··· PROVIDED RECORDS ···

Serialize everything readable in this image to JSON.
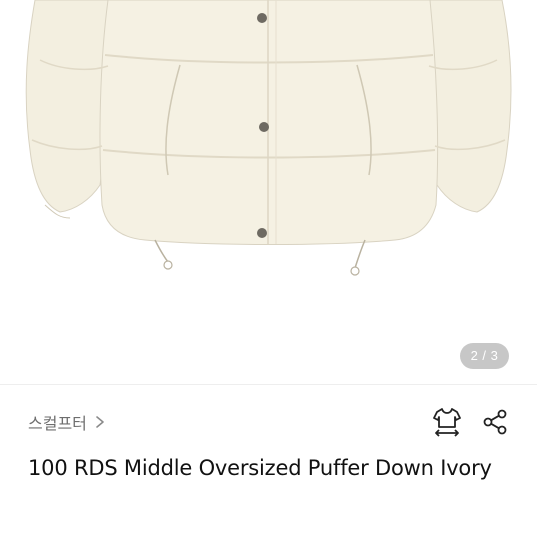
{
  "gallery": {
    "image_alt": "ivory puffer down jacket",
    "page_indicator": "2 / 3"
  },
  "shop": {
    "name": "스컬프터",
    "chevron_icon": "chevron-right-icon"
  },
  "actions": {
    "size_icon": "tshirt-size-icon",
    "share_icon": "share-icon"
  },
  "product": {
    "title": "100 RDS Middle Oversized Puffer Down Ivory"
  },
  "colors": {
    "jacket": "#f4f0e2",
    "jacket_shadow": "#e2dccb",
    "indicator_bg": "#b5b5b5",
    "title_text": "#111111",
    "shop_text": "#6e6e6e"
  }
}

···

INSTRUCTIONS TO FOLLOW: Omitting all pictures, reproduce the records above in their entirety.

ANSWER SPACE:
Serialize everything readable in this image to JSON.
{
  "gallery": {
    "image_alt": "ivory puffer down jacket",
    "page_indicator": "2 / 3"
  },
  "shop": {
    "name": "스컬프터",
    "chevron_icon": "chevron-right-icon"
  },
  "actions": {
    "size_icon": "tshirt-size-icon",
    "share_icon": "share-icon"
  },
  "product": {
    "title": "100 RDS Middle Oversized Puffer Down Ivory"
  },
  "colors": {
    "jacket": "#f4f0e2",
    "jacket_shadow": "#e2dccb",
    "indicator_bg": "#b5b5b5",
    "title_text": "#111111",
    "shop_text": "#6e6e6e"
  }
}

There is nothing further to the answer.